Work instruction -
Could you reproduce every record below exactly, excluding all pictures?

Records for processing -
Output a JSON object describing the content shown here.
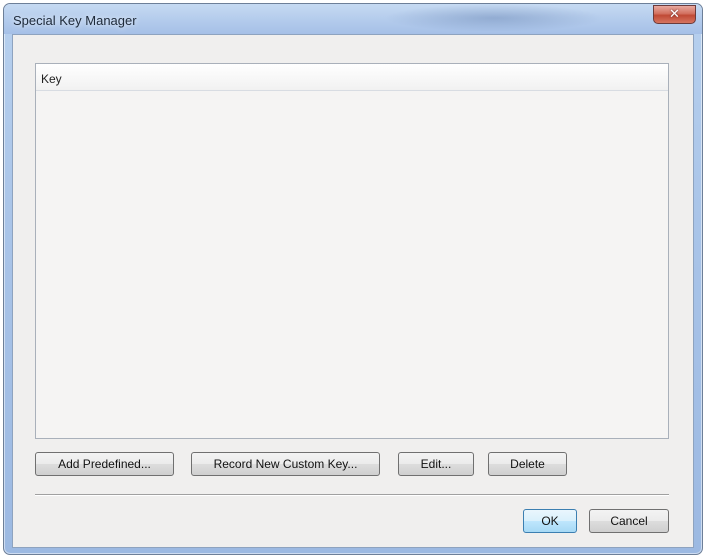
{
  "window": {
    "title": "Special Key Manager",
    "close_icon": "close-icon"
  },
  "listview": {
    "columns": [
      "Key"
    ],
    "rows": []
  },
  "buttons": {
    "add_predefined": "Add Predefined...",
    "record_new_custom_key": "Record New Custom Key...",
    "edit": "Edit...",
    "delete": "Delete",
    "ok": "OK",
    "cancel": "Cancel"
  },
  "colors": {
    "titlebar": "#b3cbec",
    "close_button": "#c04a36",
    "default_button_border": "#3c7fb1",
    "dialog_background": "#f0efee"
  }
}
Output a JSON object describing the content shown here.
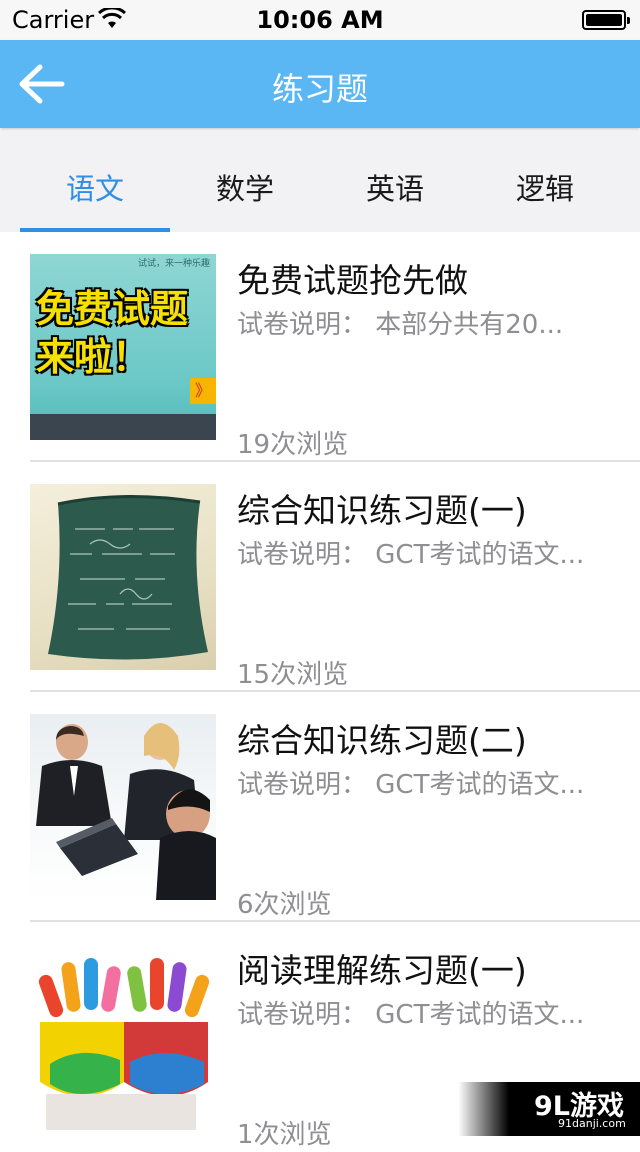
{
  "status_bar": {
    "carrier": "Carrier",
    "time": "10:06 AM"
  },
  "nav": {
    "title": "练习题",
    "back_icon": "back-arrow-icon"
  },
  "tabs": [
    {
      "label": "语文",
      "active": true
    },
    {
      "label": "数学",
      "active": false
    },
    {
      "label": "英语",
      "active": false
    },
    {
      "label": "逻辑",
      "active": false
    }
  ],
  "items": [
    {
      "title": "免费试题抢先做",
      "desc": "试卷说明：  本部分共有20...",
      "views": "19次浏览",
      "thumb": {
        "small_text": "试试，来一种乐趣",
        "line1": "免费试题",
        "line2": "来啦！",
        "tag": "》"
      }
    },
    {
      "title": "综合知识练习题(一)",
      "desc": "试卷说明：  GCT考试的语文...",
      "views": "15次浏览",
      "thumb": "pillow-photo"
    },
    {
      "title": "综合知识练习题(二)",
      "desc": "试卷说明：  GCT考试的语文...",
      "views": "6次浏览",
      "thumb": "business-meeting-photo"
    },
    {
      "title": "阅读理解练习题(一)",
      "desc": "试卷说明：  GCT考试的语文...",
      "views": "1次浏览",
      "thumb": "painted-hands-photo"
    }
  ],
  "watermark": {
    "brand": "9L游戏",
    "url": "91danji.com"
  },
  "colors": {
    "nav_bg": "#5ab7f3",
    "accent": "#2f8fe6",
    "tab_bg": "#f2f2f4",
    "secondary_text": "#8e8e93"
  }
}
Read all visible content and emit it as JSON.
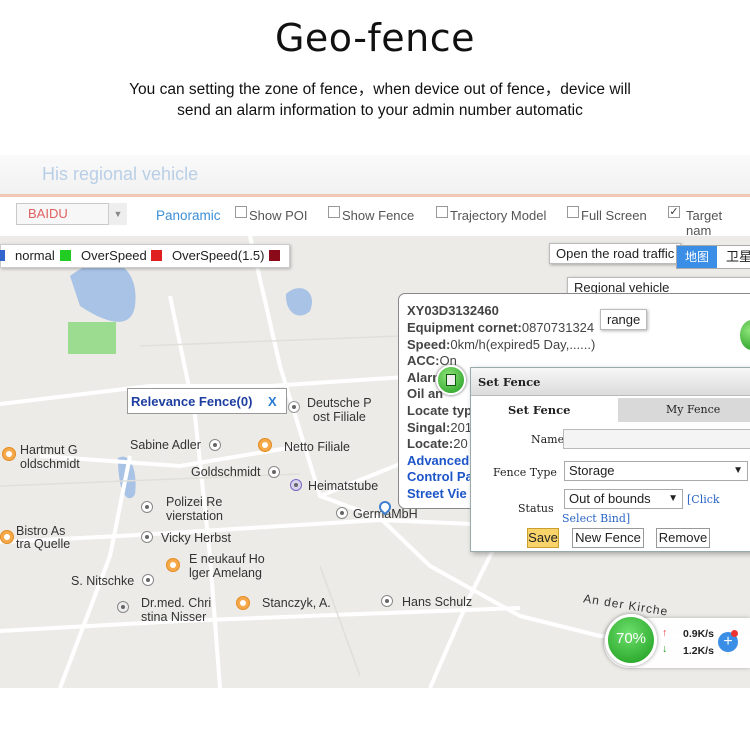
{
  "header": {
    "title": "Geo-fence",
    "subtitle_line1": "You can setting the zone of fence，when device out of fence，device will",
    "subtitle_line2": "send an alarm information to your admin number automatic"
  },
  "app": {
    "heading": "His regional vehicle",
    "map_source": "BAIDU",
    "panoramic": "Panoramic",
    "options": [
      {
        "label": "Show POI",
        "checked": false
      },
      {
        "label": "Show Fence",
        "checked": false
      },
      {
        "label": "Trajectory Model",
        "checked": false
      },
      {
        "label": "Full Screen",
        "checked": false
      },
      {
        "label": "Target nam",
        "checked": true
      }
    ]
  },
  "legend": {
    "normal": "normal",
    "overspeed": "OverSpeed",
    "overspeed_15": "OverSpeed(1.5)",
    "colors": {
      "normal": "#22cc22",
      "overspeed": "#e02020",
      "overspeed_15": "#8b0a1a",
      "first": "#3366cc"
    }
  },
  "map_controls": {
    "open_road_traffic": "Open the road traffic",
    "regional_vehicle": "Regional vehicle",
    "range": "range",
    "map_type_map": "地图",
    "map_type_satellite": "卫星"
  },
  "relevance_fence": {
    "label": "Relevance Fence(0)",
    "close": "X"
  },
  "pois": [
    "Deutsche P",
    "ost Filiale",
    "Hartmut G",
    "oldschmidt",
    "Sabine Adler",
    "Netto Filiale",
    "Goldschmidt",
    "Heimatstube",
    "Polizei Re",
    "vierstation",
    "GermaMbH",
    "Bistro As",
    "tra Quelle",
    "Vicky Herbst",
    "E neukauf Ho",
    "lger Amelang",
    "S. Nitschke",
    "Dr.med. Chri",
    "stina Nisser",
    "Stanczyk, A.",
    "Hans Schulz",
    "An der Kirche"
  ],
  "device_popup": {
    "device_id": "XY03D3132460",
    "equipment_label": "Equipment cornet:",
    "equipment_value": "0870731324",
    "speed_label": "Speed:",
    "speed_value": "0km/h(expired5 Day,......)",
    "acc_label": "ACC:",
    "acc_value": "On",
    "alarm_label": "Alarm",
    "oil_label": "Oil an",
    "locate_type_label": "Locate typ",
    "signal_label": "Singal:",
    "signal_value": "201",
    "locate_label": "Locate:",
    "locate_value": "20",
    "link_advanced": "Advanced",
    "link_control": "Control Pa",
    "link_street": "Street Vie"
  },
  "set_fence": {
    "title": "Set Fence",
    "tab_set": "Set Fence",
    "tab_my": "My Fence",
    "name_label": "Name",
    "name_value": "",
    "fence_type_label": "Fence Type",
    "fence_type_value": "Storage",
    "status_label": "Status",
    "status_value": "Out of bounds",
    "click_text": "[Click",
    "select_bind": "Select Bind]",
    "save": "Save",
    "new_fence": "New Fence",
    "remove": "Remove"
  },
  "speed_widget": {
    "percent": "70%",
    "up_arrow": "↑",
    "down_arrow": "↓",
    "upload": "0.9K/s",
    "download": "1.2K/s",
    "plus": "+"
  }
}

Answer to this problem -
Output a JSON object describing the content shown here.
{
  "window": {
    "title": "Special Key Manager",
    "close_icon": "close-icon"
  },
  "listview": {
    "columns": [
      "Key"
    ],
    "rows": []
  },
  "buttons": {
    "add_predefined": "Add Predefined...",
    "record_new_custom_key": "Record New Custom Key...",
    "edit": "Edit...",
    "delete": "Delete",
    "ok": "OK",
    "cancel": "Cancel"
  },
  "colors": {
    "titlebar": "#b3cbec",
    "close_button": "#c04a36",
    "default_button_border": "#3c7fb1",
    "dialog_background": "#f0efee"
  }
}
Output a JSON object describing the content shown here.
{
  "status_bar": {
    "carrier": "Carrier",
    "time": "10:06 AM"
  },
  "nav": {
    "title": "练习题",
    "back_icon": "back-arrow-icon"
  },
  "tabs": [
    {
      "label": "语文",
      "active": true
    },
    {
      "label": "数学",
      "active": false
    },
    {
      "label": "英语",
      "active": false
    },
    {
      "label": "逻辑",
      "active": false
    }
  ],
  "items": [
    {
      "title": "免费试题抢先做",
      "desc": "试卷说明：  本部分共有20...",
      "views": "19次浏览",
      "thumb": {
        "small_text": "试试，来一种乐趣",
        "line1": "免费试题",
        "line2": "来啦！",
        "tag": "》"
      }
    },
    {
      "title": "综合知识练习题(一)",
      "desc": "试卷说明：  GCT考试的语文...",
      "views": "15次浏览",
      "thumb": "pillow-photo"
    },
    {
      "title": "综合知识练习题(二)",
      "desc": "试卷说明：  GCT考试的语文...",
      "views": "6次浏览",
      "thumb": "business-meeting-photo"
    },
    {
      "title": "阅读理解练习题(一)",
      "desc": "试卷说明：  GCT考试的语文...",
      "views": "1次浏览",
      "thumb": "painted-hands-photo"
    }
  ],
  "watermark": {
    "brand": "9L游戏",
    "url": "91danji.com"
  },
  "colors": {
    "nav_bg": "#5ab7f3",
    "accent": "#2f8fe6",
    "tab_bg": "#f2f2f4",
    "secondary_text": "#8e8e93"
  }
}
Read all visible content and emit it as JSON.
{
  "header": {
    "title": "Geo-fence",
    "subtitle_line1": "You can setting the zone of fence，when device out of fence，device will",
    "subtitle_line2": "send an alarm information to your admin number automatic"
  },
  "app": {
    "heading": "His regional vehicle",
    "map_source": "BAIDU",
    "panoramic": "Panoramic",
    "options": [
      {
        "label": "Show POI",
        "checked": false
      },
      {
        "label": "Show Fence",
        "checked": false
      },
      {
        "label": "Trajectory Model",
        "checked": false
      },
      {
        "label": "Full Screen",
        "checked": false
      },
      {
        "label": "Target nam",
        "checked": true
      }
    ]
  },
  "legend": {
    "normal": "normal",
    "overspeed": "OverSpeed",
    "overspeed_15": "OverSpeed(1.5)",
    "colors": {
      "normal": "#22cc22",
      "overspeed": "#e02020",
      "overspeed_15": "#8b0a1a",
      "first": "#3366cc"
    }
  },
  "map_controls": {
    "open_road_traffic": "Open the road traffic",
    "regional_vehicle": "Regional vehicle",
    "range": "range",
    "map_type_map": "地图",
    "map_type_satellite": "卫星"
  },
  "relevance_fence": {
    "label": "Relevance Fence(0)",
    "close": "X"
  },
  "pois": [
    "Deutsche P",
    "ost Filiale",
    "Hartmut G",
    "oldschmidt",
    "Sabine Adler",
    "Netto Filiale",
    "Goldschmidt",
    "Heimatstube",
    "Polizei Re",
    "vierstation",
    "GermaMbH",
    "Bistro As",
    "tra Quelle",
    "Vicky Herbst",
    "E neukauf Ho",
    "lger Amelang",
    "S. Nitschke",
    "Dr.med. Chri",
    "stina Nisser",
    "Stanczyk, A.",
    "Hans Schulz",
    "An der Kirche"
  ],
  "device_popup": {
    "device_id": "XY03D3132460",
    "equipment_label": "Equipment cornet:",
    "equipment_value": "0870731324",
    "speed_label": "Speed:",
    "speed_value": "0km/h(expired5 Day,......)",
    "acc_label": "ACC:",
    "acc_value": "On",
    "alarm_label": "Alarm",
    "oil_label": "Oil an",
    "locate_type_label": "Locate typ",
    "signal_label": "Singal:",
    "signal_value": "201",
    "locate_label": "Locate:",
    "locate_value": "20",
    "link_advanced": "Advanced",
    "link_control": "Control Pa",
    "link_street": "Street Vie"
  },
  "set_fence": {
    "title": "Set Fence",
    "tab_set": "Set Fence",
    "tab_my": "My Fence",
    "name_label": "Name",
    "name_value": "",
    "fence_type_label": "Fence Type",
    "fence_type_value": "Storage",
    "status_label": "Status",
    "status_value": "Out of bounds",
    "click_text": "[Click",
    "select_bind": "Select Bind]",
    "save": "Save",
    "new_fence": "New Fence",
    "remove": "Remove"
  },
  "speed_widget": {
    "percent": "70%",
    "up_arrow": "↑",
    "down_arrow": "↓",
    "upload": "0.9K/s",
    "download": "1.2K/s",
    "plus": "+"
  }
}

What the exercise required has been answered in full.